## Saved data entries
-- Opening Marker --

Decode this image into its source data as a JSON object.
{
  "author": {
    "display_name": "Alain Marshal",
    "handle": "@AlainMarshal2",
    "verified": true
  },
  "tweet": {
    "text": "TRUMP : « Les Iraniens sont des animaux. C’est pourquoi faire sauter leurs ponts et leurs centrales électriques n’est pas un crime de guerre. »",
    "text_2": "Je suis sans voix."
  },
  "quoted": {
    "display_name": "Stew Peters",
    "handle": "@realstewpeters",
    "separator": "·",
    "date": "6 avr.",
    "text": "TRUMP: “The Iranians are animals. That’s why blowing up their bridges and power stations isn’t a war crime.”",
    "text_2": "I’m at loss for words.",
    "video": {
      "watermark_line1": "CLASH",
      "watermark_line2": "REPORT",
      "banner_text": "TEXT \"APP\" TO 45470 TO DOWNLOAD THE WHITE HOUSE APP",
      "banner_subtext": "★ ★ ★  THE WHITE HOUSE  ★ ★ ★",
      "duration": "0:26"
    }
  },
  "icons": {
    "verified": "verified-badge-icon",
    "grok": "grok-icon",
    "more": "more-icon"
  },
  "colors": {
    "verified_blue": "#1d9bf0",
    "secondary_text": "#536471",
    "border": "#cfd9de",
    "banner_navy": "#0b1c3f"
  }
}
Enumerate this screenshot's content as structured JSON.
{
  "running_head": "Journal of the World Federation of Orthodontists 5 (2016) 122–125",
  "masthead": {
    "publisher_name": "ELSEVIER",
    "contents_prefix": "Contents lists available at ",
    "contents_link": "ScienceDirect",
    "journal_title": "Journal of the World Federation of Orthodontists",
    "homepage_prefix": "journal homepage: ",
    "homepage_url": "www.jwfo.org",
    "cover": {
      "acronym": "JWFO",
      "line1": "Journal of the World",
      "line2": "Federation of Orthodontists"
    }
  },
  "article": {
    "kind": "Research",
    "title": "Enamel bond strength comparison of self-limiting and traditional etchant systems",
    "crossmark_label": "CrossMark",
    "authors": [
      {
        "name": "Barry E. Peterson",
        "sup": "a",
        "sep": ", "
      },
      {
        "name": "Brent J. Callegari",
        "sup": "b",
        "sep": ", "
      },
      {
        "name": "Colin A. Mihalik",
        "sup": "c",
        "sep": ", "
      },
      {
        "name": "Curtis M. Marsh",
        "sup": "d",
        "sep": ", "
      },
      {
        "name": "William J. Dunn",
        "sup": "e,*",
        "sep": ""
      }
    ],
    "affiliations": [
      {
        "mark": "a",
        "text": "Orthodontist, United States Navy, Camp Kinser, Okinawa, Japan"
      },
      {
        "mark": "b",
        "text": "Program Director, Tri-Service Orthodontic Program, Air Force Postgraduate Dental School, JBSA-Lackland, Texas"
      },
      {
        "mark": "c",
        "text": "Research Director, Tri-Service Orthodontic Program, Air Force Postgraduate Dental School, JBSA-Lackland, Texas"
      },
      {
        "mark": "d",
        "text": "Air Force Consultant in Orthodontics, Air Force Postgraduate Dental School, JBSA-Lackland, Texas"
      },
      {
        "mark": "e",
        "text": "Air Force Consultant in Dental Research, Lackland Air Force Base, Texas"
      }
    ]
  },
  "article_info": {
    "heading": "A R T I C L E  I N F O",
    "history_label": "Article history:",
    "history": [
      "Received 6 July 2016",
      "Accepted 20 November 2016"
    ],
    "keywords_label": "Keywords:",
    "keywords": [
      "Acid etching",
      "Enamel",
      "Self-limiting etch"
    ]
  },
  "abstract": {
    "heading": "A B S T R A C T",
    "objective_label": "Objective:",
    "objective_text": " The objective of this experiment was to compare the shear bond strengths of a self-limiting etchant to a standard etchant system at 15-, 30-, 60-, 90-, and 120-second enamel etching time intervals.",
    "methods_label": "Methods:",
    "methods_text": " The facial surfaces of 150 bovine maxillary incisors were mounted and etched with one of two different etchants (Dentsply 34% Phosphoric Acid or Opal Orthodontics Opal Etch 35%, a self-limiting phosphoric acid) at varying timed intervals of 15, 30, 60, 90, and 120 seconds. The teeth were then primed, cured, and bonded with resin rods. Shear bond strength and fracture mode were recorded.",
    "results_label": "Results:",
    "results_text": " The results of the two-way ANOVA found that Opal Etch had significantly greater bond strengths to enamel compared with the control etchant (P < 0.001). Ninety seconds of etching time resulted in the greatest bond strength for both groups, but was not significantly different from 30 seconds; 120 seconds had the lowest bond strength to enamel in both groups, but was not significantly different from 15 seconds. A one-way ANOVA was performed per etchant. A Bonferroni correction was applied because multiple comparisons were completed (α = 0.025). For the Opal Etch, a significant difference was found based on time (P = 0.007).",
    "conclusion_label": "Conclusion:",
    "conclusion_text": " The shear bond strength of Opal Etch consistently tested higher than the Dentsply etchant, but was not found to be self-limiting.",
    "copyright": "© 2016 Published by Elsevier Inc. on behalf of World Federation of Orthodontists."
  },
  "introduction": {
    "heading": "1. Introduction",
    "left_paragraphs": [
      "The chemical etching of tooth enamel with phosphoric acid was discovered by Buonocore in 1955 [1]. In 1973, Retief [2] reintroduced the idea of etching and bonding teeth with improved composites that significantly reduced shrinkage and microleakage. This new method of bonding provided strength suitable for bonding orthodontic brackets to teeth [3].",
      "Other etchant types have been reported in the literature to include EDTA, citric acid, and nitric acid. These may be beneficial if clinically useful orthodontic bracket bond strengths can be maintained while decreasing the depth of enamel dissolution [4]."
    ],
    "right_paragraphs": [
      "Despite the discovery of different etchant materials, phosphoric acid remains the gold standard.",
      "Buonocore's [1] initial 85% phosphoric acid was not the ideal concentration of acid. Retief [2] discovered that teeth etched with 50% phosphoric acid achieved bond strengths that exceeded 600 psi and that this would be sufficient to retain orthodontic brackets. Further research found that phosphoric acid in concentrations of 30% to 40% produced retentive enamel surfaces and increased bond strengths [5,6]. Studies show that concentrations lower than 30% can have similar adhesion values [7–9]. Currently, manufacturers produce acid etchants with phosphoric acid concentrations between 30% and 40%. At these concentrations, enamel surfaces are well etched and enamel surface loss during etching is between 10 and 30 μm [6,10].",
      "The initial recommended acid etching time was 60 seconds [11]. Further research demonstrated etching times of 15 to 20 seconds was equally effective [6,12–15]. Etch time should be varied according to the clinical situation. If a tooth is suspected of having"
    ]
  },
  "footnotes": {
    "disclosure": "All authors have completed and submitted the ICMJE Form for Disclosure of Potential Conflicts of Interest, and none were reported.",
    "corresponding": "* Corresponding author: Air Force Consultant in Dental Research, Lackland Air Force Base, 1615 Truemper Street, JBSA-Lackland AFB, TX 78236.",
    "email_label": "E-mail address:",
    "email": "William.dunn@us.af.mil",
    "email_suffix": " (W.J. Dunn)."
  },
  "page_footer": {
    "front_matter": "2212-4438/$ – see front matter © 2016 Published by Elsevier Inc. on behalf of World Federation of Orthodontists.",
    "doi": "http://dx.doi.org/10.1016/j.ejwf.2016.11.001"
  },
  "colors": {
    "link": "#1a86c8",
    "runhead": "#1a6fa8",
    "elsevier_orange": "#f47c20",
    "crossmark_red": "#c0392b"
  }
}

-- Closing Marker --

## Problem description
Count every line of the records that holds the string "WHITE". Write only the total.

## Answer to this task
2